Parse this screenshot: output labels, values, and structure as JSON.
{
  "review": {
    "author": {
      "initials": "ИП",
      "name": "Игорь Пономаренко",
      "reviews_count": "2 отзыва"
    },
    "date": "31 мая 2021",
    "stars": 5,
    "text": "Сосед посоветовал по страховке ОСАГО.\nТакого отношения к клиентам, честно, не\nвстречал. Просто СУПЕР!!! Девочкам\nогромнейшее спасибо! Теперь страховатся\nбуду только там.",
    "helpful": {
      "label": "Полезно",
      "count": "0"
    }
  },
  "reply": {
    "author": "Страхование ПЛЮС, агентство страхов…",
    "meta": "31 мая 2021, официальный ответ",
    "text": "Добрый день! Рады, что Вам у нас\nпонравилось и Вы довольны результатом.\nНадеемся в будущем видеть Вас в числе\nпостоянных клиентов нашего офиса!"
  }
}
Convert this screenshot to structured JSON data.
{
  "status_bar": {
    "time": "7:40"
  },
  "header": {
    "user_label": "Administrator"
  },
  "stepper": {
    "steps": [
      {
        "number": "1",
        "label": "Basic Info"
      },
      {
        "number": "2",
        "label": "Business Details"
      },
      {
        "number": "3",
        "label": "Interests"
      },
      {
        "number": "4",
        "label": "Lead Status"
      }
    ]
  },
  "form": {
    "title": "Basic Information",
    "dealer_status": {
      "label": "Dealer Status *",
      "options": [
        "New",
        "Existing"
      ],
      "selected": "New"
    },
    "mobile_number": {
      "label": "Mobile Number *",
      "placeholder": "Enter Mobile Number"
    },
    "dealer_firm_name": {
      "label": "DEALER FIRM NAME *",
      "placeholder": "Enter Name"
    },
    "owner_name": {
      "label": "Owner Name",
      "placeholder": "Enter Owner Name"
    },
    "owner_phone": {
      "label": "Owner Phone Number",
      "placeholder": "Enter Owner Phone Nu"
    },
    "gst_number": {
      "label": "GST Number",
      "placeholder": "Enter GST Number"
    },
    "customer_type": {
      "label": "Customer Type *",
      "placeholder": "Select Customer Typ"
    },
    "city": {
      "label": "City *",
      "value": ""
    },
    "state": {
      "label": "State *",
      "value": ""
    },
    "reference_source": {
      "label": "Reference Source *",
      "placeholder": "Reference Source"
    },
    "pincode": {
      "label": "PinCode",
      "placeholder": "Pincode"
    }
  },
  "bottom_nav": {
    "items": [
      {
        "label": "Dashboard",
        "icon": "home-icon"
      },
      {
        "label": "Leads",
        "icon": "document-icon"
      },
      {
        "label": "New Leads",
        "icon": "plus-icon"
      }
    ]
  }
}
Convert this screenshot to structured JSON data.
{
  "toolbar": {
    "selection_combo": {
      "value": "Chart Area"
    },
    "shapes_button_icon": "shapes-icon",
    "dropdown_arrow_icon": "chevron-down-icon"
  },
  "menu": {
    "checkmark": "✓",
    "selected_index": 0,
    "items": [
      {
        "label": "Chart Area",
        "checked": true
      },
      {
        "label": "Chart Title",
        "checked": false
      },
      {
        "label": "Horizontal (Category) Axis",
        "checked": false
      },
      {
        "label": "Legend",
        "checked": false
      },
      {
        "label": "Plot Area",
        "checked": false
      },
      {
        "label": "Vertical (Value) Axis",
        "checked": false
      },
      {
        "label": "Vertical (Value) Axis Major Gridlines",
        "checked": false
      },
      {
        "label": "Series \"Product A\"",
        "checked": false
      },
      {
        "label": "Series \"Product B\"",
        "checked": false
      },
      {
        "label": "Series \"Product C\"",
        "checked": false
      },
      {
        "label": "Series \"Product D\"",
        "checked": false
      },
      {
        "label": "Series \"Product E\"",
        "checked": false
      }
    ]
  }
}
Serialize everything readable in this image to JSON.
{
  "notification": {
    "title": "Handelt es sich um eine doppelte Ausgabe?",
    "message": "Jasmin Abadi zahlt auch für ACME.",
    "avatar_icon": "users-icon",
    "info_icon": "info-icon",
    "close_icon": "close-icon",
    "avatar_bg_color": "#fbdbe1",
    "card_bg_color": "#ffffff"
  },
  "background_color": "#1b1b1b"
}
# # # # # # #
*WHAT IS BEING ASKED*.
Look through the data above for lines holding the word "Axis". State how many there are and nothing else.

*REPLY TO THE EXERCISE*.
3